*** RECORDS FOR THE EXERCISE Section Begins ***

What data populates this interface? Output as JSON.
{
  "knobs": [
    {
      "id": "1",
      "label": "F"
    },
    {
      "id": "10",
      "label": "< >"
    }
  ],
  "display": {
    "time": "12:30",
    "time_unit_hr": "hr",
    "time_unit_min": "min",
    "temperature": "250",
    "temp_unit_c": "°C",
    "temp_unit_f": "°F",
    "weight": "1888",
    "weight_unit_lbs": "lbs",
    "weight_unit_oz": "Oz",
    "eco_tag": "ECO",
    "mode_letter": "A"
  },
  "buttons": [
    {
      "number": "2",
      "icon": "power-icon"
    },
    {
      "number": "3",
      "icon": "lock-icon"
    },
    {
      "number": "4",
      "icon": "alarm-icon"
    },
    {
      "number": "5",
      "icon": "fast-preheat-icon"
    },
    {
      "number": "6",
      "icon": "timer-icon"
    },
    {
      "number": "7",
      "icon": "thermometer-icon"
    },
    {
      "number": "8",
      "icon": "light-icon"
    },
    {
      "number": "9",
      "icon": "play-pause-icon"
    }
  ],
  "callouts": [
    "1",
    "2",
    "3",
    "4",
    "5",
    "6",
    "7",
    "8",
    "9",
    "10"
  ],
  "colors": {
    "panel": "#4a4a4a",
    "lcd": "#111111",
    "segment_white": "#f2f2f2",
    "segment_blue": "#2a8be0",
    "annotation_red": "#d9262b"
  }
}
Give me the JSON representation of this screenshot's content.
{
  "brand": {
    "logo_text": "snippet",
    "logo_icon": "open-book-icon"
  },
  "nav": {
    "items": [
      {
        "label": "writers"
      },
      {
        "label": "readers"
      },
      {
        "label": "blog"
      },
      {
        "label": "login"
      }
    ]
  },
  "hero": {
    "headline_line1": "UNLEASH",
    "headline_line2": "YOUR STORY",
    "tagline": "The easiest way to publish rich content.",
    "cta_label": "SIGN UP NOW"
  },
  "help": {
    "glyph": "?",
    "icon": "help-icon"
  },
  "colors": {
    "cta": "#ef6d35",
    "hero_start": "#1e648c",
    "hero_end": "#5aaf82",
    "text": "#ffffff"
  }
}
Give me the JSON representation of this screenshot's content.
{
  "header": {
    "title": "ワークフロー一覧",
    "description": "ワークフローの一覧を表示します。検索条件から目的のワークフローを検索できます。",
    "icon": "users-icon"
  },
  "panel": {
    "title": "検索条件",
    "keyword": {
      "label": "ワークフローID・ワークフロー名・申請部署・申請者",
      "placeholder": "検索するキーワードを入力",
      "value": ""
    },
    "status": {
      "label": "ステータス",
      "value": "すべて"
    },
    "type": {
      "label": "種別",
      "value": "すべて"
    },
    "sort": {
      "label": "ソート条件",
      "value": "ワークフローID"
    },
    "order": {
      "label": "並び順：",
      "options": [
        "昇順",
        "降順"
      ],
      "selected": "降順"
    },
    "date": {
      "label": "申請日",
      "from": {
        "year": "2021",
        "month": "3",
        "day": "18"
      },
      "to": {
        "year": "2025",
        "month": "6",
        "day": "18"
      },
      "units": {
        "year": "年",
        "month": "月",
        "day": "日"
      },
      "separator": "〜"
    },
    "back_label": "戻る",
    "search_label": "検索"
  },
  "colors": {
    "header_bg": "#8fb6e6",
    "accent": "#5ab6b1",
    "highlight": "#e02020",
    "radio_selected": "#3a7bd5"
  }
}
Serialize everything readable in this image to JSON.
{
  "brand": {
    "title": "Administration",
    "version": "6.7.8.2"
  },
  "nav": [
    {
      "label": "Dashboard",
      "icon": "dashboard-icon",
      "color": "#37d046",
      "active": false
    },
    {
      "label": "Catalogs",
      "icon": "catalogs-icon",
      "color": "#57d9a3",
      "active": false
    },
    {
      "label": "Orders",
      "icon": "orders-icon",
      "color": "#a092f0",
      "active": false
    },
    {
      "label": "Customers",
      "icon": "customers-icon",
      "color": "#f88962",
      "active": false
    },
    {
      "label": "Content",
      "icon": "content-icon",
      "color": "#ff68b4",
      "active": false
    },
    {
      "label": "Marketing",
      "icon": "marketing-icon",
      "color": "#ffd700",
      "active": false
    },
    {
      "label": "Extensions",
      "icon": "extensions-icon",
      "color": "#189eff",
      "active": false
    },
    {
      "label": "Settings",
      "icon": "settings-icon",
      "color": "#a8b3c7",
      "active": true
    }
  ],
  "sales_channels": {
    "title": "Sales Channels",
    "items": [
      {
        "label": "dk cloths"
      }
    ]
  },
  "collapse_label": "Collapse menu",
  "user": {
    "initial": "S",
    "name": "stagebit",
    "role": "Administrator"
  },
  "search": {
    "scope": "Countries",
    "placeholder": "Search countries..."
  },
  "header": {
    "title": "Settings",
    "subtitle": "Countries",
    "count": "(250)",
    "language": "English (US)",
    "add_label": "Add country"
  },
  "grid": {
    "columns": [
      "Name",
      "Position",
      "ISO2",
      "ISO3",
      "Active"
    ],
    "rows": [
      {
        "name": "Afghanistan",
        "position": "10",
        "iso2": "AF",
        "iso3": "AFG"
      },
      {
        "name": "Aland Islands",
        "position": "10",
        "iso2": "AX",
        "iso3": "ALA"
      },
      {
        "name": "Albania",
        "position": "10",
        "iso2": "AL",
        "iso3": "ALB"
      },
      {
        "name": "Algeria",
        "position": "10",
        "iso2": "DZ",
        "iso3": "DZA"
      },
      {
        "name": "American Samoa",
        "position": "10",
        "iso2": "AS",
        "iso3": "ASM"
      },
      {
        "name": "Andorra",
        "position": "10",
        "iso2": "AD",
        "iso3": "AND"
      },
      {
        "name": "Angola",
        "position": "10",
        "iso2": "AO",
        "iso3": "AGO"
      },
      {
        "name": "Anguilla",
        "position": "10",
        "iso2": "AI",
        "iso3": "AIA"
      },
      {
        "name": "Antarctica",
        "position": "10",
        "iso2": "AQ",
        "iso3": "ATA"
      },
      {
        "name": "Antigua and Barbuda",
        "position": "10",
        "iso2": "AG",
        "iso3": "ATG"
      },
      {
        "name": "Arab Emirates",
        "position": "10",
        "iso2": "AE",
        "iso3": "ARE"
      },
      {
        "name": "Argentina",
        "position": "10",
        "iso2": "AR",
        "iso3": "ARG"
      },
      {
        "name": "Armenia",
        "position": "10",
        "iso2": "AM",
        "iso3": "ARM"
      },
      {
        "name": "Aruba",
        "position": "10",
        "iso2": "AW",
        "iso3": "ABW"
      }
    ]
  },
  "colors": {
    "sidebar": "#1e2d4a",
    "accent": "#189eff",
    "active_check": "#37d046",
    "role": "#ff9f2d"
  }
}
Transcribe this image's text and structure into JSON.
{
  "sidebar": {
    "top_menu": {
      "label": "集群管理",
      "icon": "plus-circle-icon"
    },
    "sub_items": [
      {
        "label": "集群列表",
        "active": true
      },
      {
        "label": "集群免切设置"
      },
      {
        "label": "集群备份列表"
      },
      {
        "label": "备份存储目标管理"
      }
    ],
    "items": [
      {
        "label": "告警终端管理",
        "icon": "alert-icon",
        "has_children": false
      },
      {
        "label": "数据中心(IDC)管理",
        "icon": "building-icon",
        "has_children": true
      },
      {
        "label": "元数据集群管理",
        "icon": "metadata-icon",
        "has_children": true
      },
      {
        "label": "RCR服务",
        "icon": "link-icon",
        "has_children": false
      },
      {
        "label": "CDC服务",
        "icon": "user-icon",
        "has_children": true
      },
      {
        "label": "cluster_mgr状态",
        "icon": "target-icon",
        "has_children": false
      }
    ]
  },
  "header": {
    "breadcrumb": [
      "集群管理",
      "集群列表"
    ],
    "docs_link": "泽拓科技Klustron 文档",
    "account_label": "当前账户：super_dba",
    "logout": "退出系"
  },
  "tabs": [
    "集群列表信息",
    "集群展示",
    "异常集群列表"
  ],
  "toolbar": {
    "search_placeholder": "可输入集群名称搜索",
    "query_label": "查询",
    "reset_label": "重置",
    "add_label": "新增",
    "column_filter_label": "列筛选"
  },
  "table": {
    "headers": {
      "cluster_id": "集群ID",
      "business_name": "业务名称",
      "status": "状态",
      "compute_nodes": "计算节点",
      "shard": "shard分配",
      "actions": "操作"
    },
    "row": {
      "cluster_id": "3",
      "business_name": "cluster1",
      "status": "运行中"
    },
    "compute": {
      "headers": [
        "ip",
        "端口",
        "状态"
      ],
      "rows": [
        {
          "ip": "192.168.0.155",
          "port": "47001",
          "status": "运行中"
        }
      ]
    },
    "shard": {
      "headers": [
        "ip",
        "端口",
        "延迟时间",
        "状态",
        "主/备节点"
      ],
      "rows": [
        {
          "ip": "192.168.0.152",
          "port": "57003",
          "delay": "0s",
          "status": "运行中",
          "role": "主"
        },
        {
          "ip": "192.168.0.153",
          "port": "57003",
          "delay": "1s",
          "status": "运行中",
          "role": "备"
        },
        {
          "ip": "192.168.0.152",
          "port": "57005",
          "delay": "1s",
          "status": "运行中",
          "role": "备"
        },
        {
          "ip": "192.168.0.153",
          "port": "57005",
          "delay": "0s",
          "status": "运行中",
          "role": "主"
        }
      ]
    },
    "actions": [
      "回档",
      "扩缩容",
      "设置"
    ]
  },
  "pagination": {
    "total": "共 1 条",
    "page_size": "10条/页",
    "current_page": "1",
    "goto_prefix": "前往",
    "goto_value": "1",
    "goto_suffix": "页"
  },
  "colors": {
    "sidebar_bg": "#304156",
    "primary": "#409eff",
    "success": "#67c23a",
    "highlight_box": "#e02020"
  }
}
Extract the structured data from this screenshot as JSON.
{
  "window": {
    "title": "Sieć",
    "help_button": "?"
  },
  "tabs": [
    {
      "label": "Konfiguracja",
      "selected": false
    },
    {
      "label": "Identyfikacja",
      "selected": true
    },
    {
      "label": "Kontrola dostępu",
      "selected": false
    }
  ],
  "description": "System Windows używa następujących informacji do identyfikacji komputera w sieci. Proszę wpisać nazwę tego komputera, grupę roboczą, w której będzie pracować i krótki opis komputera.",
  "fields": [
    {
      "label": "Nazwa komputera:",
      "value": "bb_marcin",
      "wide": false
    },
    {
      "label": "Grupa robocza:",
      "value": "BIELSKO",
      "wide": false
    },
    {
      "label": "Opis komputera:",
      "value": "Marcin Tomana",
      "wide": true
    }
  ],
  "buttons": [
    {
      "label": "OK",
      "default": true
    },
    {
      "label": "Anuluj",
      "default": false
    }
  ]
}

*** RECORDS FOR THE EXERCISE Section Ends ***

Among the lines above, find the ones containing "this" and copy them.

What data populates this interface? Output as JSON.
Give me the JSON representation of this screenshot's content.
Give me the JSON representation of this screenshot's content.
Serialize everything readable in this image to JSON.
Transcribe this image's text and structure into JSON.
Extract the structured data from this screenshot as JSON.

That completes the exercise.